Bootstrap, today, stands as one of the most popular open source front-end frameworks on the Web. Since its official release in 2011, it has undergone several changes, and it’s now one of the most stable and responsive frameworks available. It’s loved by web developers of all levels, as it gives them the capability to build a functional, attractive website design within minutes. A novice developer with just some basic knowledge of HTML and little CSS can get started with Bootstrap.
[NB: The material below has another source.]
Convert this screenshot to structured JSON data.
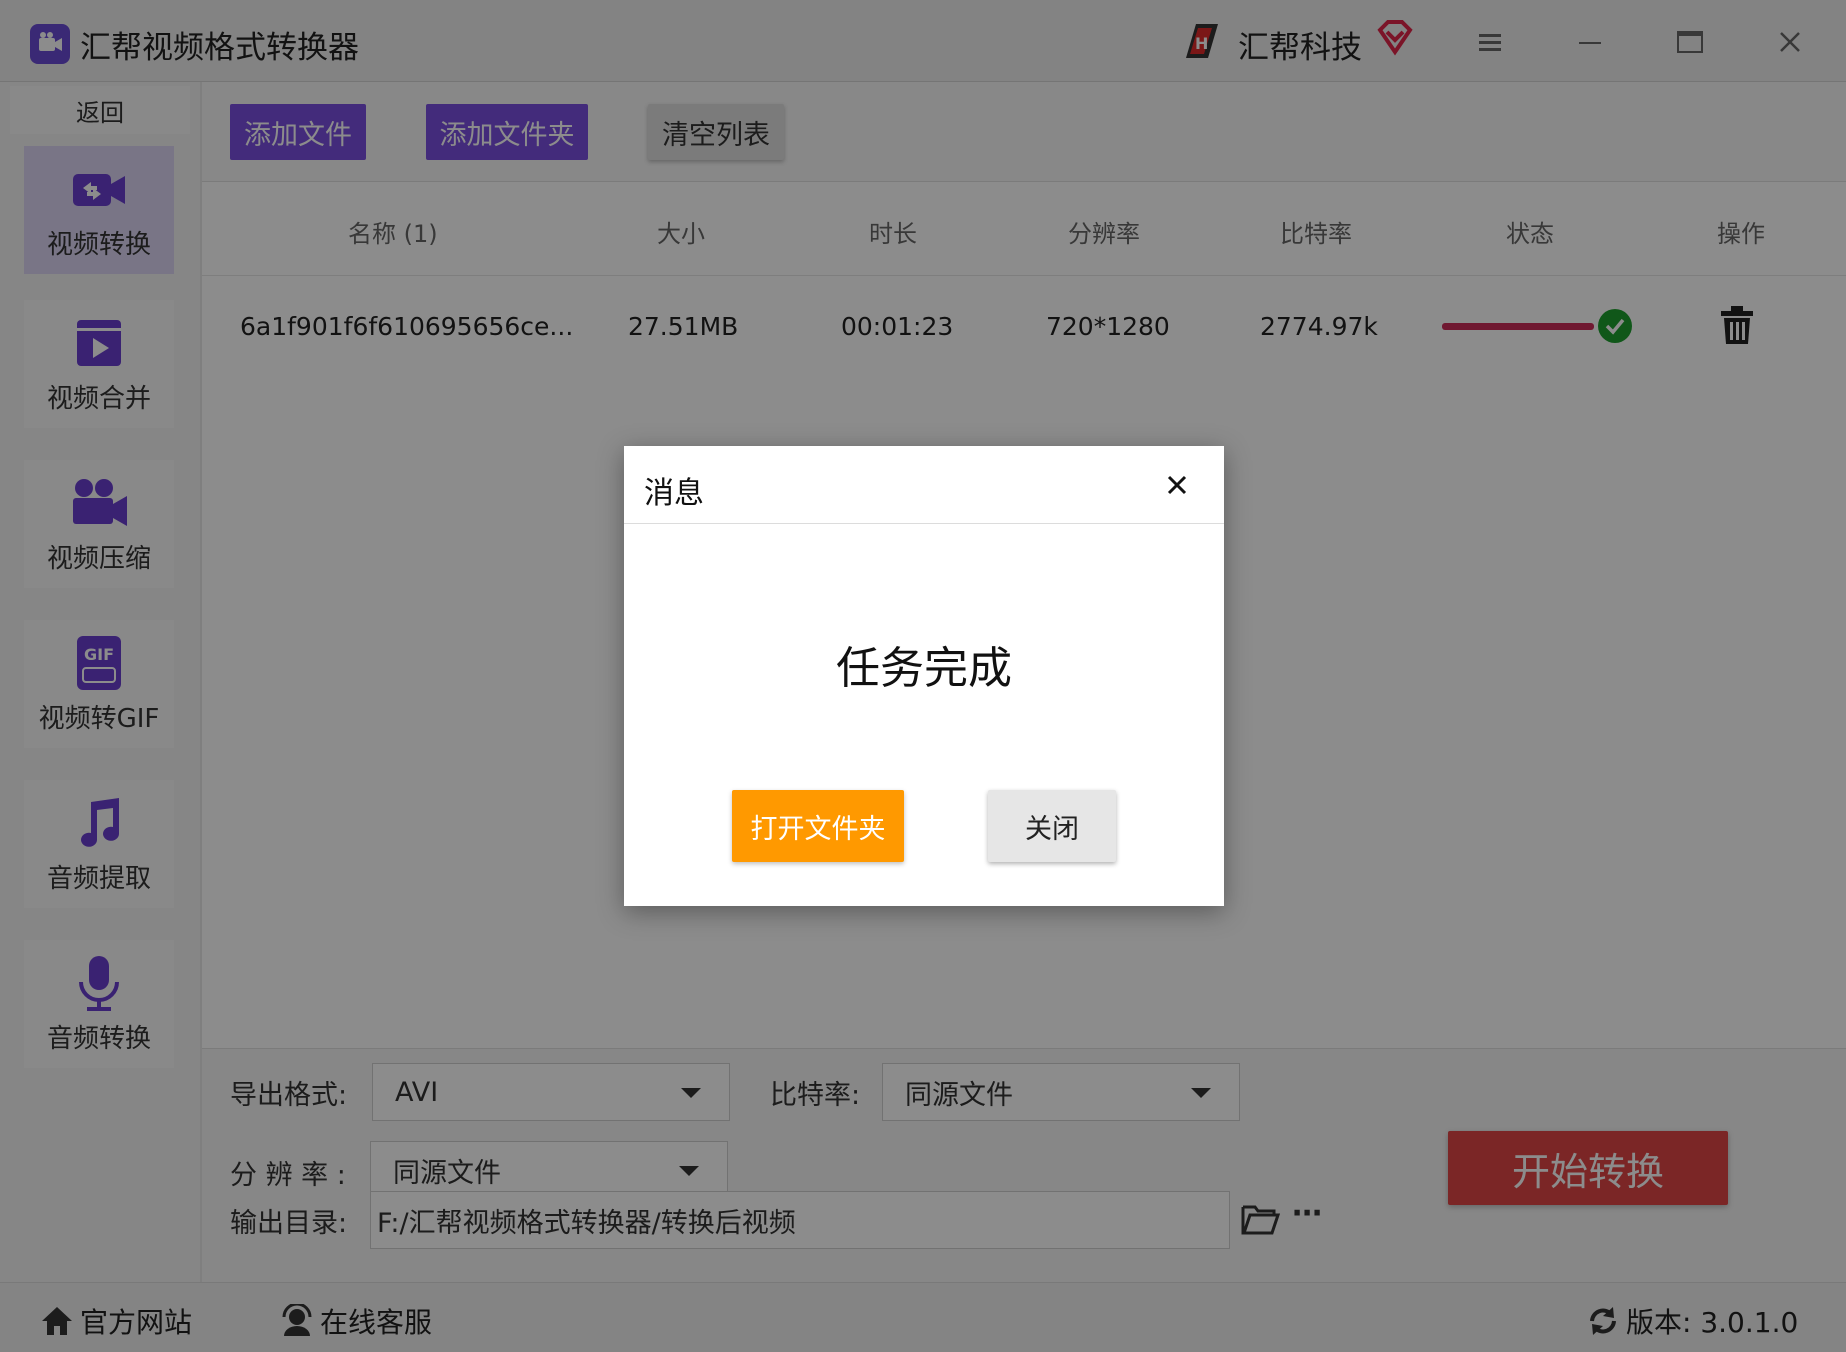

Bootstrap provides a solid foundation for any website, irrespective of project size. It contains Normalize.css which helps in clearing browser resets. It also provides great typography. Even the basic HTML form elements like checkboxes, radio buttons, select options, etc. have been restyled to give a modern look. I use Bootstrap because it saves me a considerable amount of effort.
Today’s websites should be modern, sleek, responsive and mobile first. Bootstrap helps us to achieve these goals with minimum fuss. Here are the top five reasons why I love Bootstrap:
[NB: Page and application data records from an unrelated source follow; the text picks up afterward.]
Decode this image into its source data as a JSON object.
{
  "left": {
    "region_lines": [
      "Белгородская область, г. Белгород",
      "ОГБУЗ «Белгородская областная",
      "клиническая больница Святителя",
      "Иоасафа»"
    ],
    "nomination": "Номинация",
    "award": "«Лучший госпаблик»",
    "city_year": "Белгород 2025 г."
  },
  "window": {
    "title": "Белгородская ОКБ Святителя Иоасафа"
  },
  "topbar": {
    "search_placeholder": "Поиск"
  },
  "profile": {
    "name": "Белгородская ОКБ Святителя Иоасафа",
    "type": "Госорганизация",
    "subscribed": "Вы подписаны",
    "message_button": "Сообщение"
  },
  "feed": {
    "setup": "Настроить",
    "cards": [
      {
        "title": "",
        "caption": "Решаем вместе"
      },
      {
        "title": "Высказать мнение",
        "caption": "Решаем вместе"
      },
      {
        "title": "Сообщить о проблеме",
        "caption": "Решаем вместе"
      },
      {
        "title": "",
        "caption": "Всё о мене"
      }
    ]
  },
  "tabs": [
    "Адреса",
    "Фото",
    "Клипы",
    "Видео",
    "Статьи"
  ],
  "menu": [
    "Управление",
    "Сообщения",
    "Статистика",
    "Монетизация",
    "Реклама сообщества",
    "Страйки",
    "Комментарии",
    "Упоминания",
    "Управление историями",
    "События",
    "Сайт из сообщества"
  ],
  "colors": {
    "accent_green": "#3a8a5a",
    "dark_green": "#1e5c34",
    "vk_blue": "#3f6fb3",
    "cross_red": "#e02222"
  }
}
Reason 1: The powerful grid system
Bootstrap has one of the best responsive, mobile first grid systems out there. It’s easy to use and flexible. It helps in scaling a single website design from the smallest mobile device to high definition displays, logically dividing the screen into 12 columns, so that you can decide just how much screen real estate each element of your design should take up.
Reason 2: Rapid Development
Ratchet is a framework for building mobile applications and prototypes quickly using simple HTML, CSS and JS components. In my last post, Ratchet – Prototyping Mobile Apps Easily, we looked at steps for getting started with Ratchet framework. We also looked at how to place important components like Title bar, Table views, Chevrons, Toggles and […]
The Foundation framework isn't new to the industry, but it is a framework that hasn't been explored completely. With its latest version, Foundation 5, it has compelled developers to use it without giving it a second thought. Along with major revamp since Foundation 4, it has brought many innovative and useful tools not implemented by […]
Sometimes, it’s really disappointing to see how a really great tool can fail to come to the limelight, due to a lack of visibility and good promotion. The particular tool I’m talking about is RECESS, a CSS and LESS compiler built by developers at Twitter. Launched in early 2013, it is one of the most […]